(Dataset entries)

:::::

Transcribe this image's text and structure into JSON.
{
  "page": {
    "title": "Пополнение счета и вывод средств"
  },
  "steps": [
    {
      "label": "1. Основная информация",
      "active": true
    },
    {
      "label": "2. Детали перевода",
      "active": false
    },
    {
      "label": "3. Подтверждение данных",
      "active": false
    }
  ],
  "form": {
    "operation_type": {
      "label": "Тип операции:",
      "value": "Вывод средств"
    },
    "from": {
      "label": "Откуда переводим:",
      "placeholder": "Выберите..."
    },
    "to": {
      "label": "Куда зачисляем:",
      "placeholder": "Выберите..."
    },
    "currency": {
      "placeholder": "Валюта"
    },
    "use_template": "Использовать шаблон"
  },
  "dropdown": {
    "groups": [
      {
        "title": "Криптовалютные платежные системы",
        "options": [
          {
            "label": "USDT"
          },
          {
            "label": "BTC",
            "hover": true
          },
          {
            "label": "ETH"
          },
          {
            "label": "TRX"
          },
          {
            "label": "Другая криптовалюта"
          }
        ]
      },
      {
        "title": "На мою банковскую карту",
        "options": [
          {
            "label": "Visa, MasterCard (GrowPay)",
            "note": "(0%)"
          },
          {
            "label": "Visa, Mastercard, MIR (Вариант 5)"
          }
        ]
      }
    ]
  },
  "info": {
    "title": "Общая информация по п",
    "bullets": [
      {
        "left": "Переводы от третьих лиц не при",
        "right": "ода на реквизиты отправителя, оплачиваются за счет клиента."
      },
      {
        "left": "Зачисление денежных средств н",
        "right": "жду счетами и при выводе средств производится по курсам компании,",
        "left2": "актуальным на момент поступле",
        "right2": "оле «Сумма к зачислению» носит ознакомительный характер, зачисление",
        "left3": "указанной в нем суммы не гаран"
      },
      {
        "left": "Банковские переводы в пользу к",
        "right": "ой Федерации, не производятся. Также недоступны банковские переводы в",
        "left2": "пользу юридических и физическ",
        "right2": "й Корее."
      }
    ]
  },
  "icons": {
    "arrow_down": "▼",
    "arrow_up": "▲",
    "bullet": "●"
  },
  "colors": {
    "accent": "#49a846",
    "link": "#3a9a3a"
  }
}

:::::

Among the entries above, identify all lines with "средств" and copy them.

    "title": "Пополнение счета и вывод средств"
      "value": "Вывод средств"
        "left": "Зачисление денежных средств н",
        "right": "жду счетами и при выводе средств производится по курсам компании,",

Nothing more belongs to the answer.